Our market has become so dynamic and as expected the most appealing, well-priced homes are selling. While there are fluctuations in the market, overall, there is still downward pressure on pricing and the buyers are in the driver’s seat in most price ranges. Another consideration of growing concern for sellers in this market is the appraisal process. With lender requirements tightening, the appraisal has become a focus on many transactions. Appraisals are ordered after contracts have been signed and the lender is reviewing the borrower’s information.
Enter the Appraiser. This is the person that is contracted by the lender to give an “opinion of market value” or what the home would likely sell for on the open market.

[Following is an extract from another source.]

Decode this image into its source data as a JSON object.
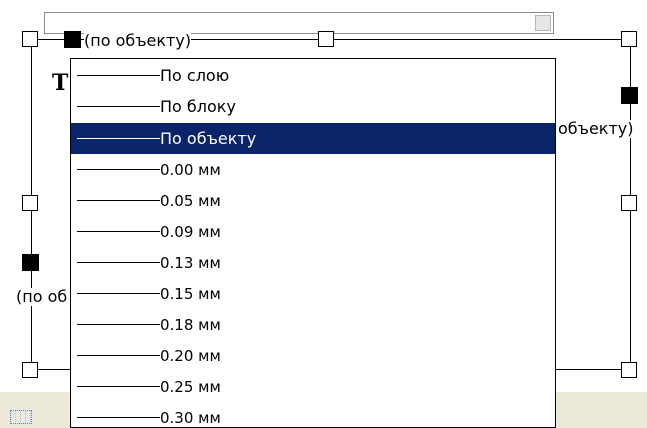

The appraiser is held to strict ethical guidelines and uses a USPAP form (Uniform Standards of Professional Appraisal Practice). This detailed report will include condition of the home, location, neighborhood, and comparables selling near the home (usually within one mile) and other variables.

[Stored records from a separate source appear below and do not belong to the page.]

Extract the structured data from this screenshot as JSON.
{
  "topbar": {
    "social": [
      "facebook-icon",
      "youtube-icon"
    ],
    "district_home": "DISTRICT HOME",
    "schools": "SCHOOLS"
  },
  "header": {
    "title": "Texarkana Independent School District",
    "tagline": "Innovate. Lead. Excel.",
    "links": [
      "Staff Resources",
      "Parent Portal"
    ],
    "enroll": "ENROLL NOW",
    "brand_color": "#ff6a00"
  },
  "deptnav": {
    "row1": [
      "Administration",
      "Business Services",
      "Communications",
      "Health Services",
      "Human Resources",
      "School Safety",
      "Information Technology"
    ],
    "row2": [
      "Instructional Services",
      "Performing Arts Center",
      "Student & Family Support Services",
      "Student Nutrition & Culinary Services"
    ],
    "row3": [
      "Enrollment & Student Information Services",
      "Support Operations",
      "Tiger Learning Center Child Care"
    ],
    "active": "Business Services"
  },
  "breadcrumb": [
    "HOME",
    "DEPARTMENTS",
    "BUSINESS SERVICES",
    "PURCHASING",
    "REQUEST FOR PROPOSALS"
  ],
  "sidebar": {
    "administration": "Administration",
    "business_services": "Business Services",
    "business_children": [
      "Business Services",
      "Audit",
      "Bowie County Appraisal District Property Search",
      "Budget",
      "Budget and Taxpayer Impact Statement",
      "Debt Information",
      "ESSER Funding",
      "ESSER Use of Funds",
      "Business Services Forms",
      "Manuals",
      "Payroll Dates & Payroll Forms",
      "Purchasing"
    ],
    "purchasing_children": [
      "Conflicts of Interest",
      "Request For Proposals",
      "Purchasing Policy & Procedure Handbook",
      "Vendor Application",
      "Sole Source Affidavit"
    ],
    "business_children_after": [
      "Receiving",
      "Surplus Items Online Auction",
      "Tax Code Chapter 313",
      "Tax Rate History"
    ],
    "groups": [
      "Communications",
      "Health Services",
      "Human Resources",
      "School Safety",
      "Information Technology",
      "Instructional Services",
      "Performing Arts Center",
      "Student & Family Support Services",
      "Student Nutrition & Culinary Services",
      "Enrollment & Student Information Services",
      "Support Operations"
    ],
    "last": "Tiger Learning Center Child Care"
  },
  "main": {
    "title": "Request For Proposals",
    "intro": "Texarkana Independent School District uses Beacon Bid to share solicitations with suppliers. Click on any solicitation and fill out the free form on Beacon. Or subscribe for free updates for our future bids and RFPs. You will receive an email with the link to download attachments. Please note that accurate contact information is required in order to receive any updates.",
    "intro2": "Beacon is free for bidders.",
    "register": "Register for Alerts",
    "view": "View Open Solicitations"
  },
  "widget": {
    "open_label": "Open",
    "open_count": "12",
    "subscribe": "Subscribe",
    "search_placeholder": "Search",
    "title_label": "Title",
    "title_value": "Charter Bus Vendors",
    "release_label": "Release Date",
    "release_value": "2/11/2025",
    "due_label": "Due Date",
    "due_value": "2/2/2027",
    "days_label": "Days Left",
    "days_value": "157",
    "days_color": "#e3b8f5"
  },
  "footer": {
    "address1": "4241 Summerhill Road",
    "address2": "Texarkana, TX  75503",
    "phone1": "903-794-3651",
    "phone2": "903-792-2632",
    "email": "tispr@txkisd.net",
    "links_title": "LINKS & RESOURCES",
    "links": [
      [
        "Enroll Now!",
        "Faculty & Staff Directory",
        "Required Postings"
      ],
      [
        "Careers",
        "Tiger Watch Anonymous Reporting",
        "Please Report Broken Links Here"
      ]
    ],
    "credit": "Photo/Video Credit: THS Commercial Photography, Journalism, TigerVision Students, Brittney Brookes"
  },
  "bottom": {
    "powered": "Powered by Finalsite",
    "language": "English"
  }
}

They use active, pending properties and sold comparables within the past 90 days, if comparables are available. Appraisers attempt to get the best information from the market. Essentially, they are looking to see how the subject property competes against “comps” in the market. The USPAP form includes a grid with detail and adjustments made to the comparables against the subject property.
The biggest challenges in any real estate transaction occur when the appraisal comes in lower than the sales price. This immediately impacts the buyer’s ability to borrow and what the buyer is willing to pay. An appraisal that does not support the sales price can be another point of negotiation for the buyer. We suggest to some of our sellers to order an appraisal up front so they can see how a typical appraiser would analyze the market value of their home. Appraisals can run between $350-500 or higher, depending on the price range and detail needed. It is money well-spent by a seller to get a handle on what to expect.
So, it’s not just the buyers and the sellers who have to be amenable to the transaction. It’s also the appraiser. Keep this in mind when you enter any real estate transaction.